* **Description of the task**
Lines before the one containing "Parse this screenshot: output" are not wanted; restate the rest below word for word, through the last line, but drop any pictures.
---------- Entries supplied ----------
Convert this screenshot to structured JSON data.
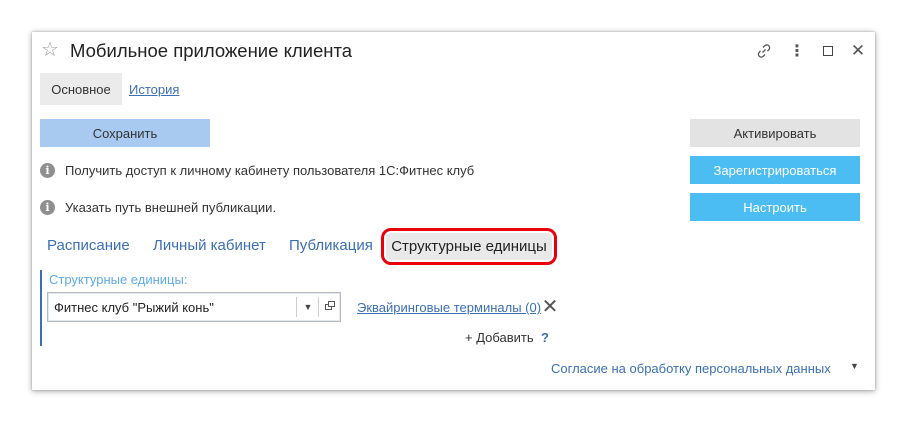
{
  "window": {
    "title": "Мобильное приложение клиента",
    "icons": {
      "favorite": "star-outline",
      "link": "link-icon",
      "more": "vertical-ellipsis",
      "maximize": "square",
      "close": "x"
    }
  },
  "tabs": {
    "main_label": "Основное",
    "history_label": "История"
  },
  "actions": {
    "save_label": "Сохранить",
    "activate_label": "Активировать",
    "register_label": "Зарегистрироваться",
    "setup_label": "Настроить"
  },
  "info": {
    "access_text": "Получить доступ к личному кабинету пользователя 1С:Фитнес клуб",
    "publication_text": "Указать путь внешней публикации."
  },
  "subtabs": [
    {
      "label": "Расписание"
    },
    {
      "label": "Личный кабинет"
    },
    {
      "label": "Публикация"
    },
    {
      "label": "Структурные единицы",
      "active": true
    }
  ],
  "units": {
    "group_label": "Структурные единицы:",
    "selected_unit": "Фитнес клуб \"Рыжий конь\"",
    "acquiring_link": "Эквайринговые терминалы (0)",
    "add_label": "+ Добавить",
    "help_label": "?"
  },
  "footer": {
    "consent_link": "Согласие на обработку персональных данных"
  },
  "colors": {
    "accent_blue": "#4cbdf2",
    "save_blue": "#a8c9f0",
    "link_blue": "#3b6fb6",
    "highlight_red": "#e8000b"
  }
}
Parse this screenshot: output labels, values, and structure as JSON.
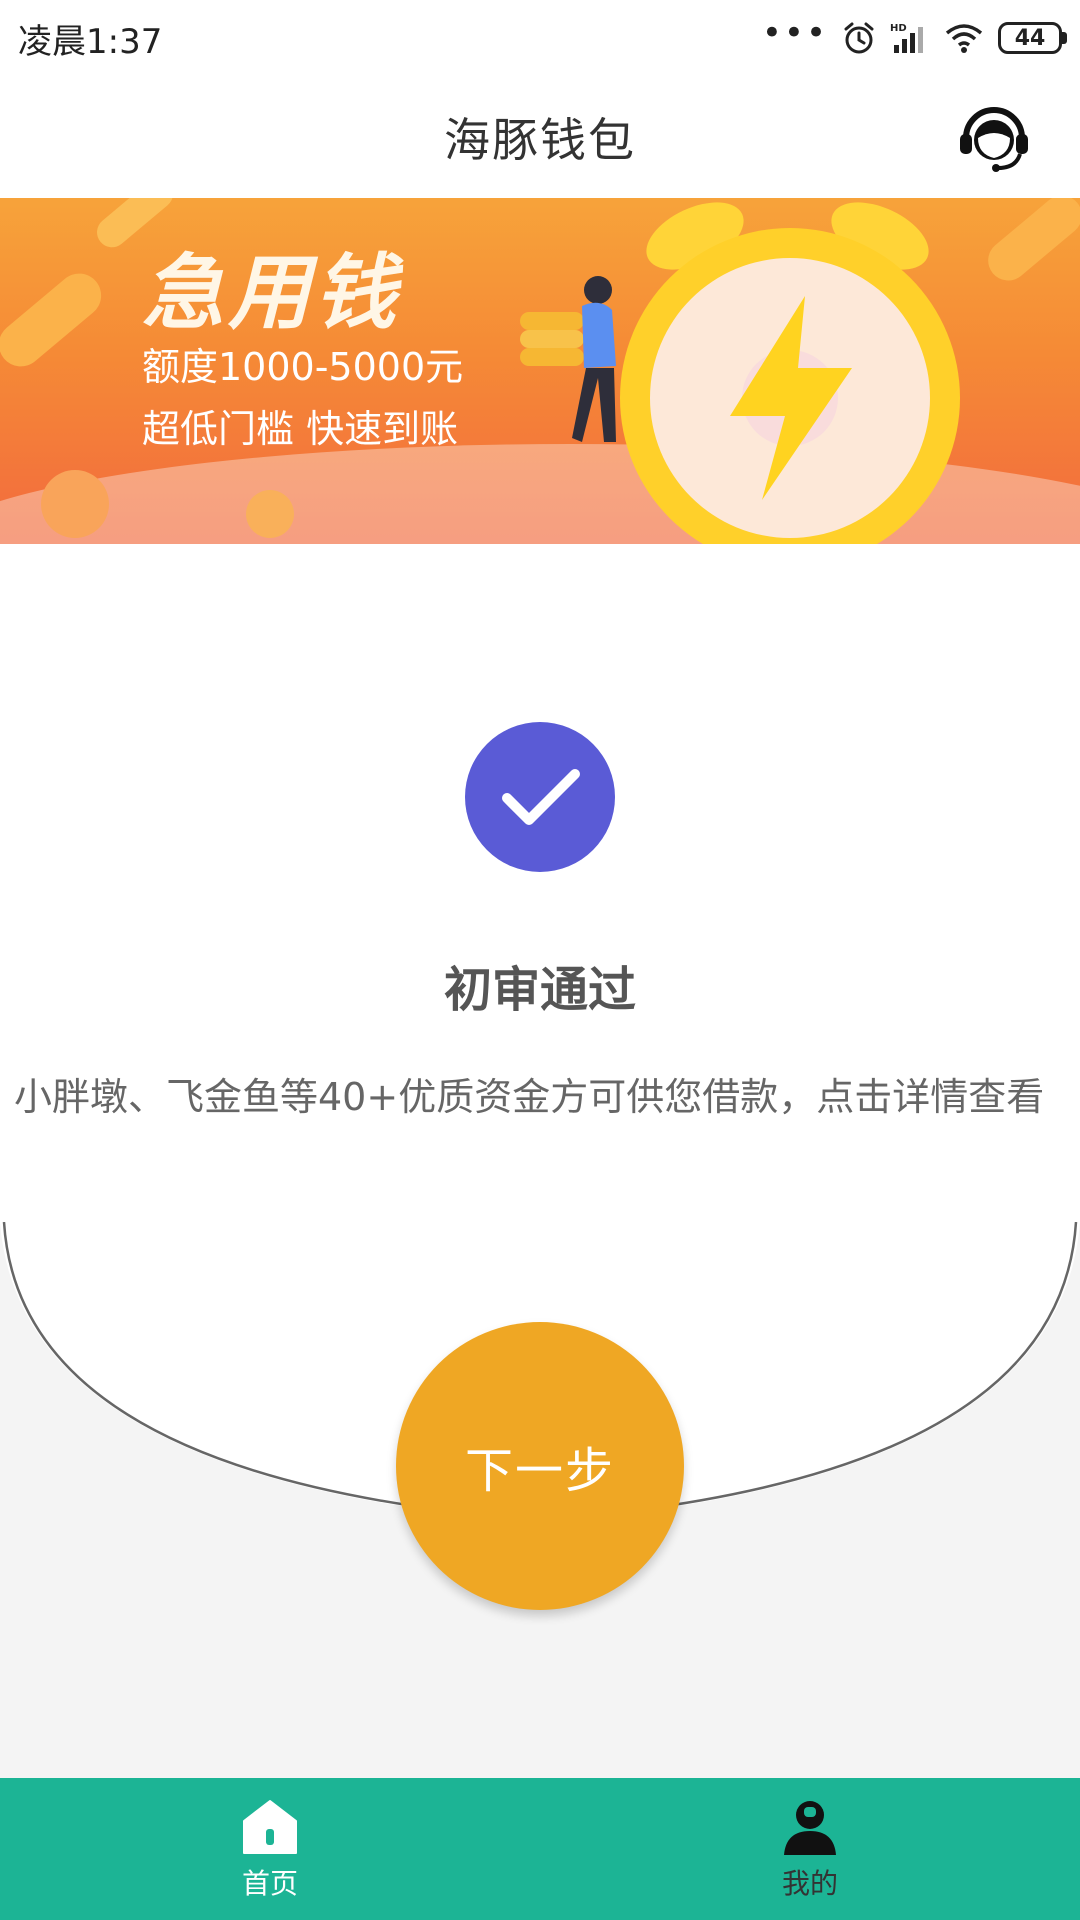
{
  "status_bar": {
    "time": "凌晨1:37",
    "battery": "44",
    "dots": "•••"
  },
  "header": {
    "title": "海豚钱包"
  },
  "banner": {
    "title": "急用钱",
    "line1": "额度1000-5000元",
    "line2": "超低门槛 快速到账"
  },
  "result": {
    "title": "初审通过",
    "description": "小胖墩、飞金鱼等40+优质资金方可供您借款，点击详情查看"
  },
  "action": {
    "next_label": "下一步"
  },
  "bottom_nav": {
    "items": [
      {
        "label": "首页"
      },
      {
        "label": "我的"
      }
    ]
  },
  "colors": {
    "accent_green": "#1cb495",
    "button_orange": "#efa724",
    "check_purple": "#5a5bd6"
  },
  "icons": {
    "support": "headset-icon",
    "check": "check-icon",
    "home": "home-icon",
    "user": "user-icon"
  }
}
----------
* **Output of the task**
Parse this screenshot: output labels, values, and structure as JSON.
{
  "status_bar": {
    "time": "凌晨1:37",
    "battery": "44",
    "dots": "•••"
  },
  "header": {
    "title": "海豚钱包"
  },
  "banner": {
    "title": "急用钱",
    "line1": "额度1000-5000元",
    "line2": "超低门槛 快速到账"
  },
  "result": {
    "title": "初审通过",
    "description": "小胖墩、飞金鱼等40+优质资金方可供您借款，点击详情查看"
  },
  "action": {
    "next_label": "下一步"
  },
  "bottom_nav": {
    "items": [
      {
        "label": "首页"
      },
      {
        "label": "我的"
      }
    ]
  },
  "colors": {
    "accent_green": "#1cb495",
    "button_orange": "#efa724",
    "check_purple": "#5a5bd6"
  },
  "icons": {
    "support": "headset-icon",
    "check": "check-icon",
    "home": "home-icon",
    "user": "user-icon"
  }
}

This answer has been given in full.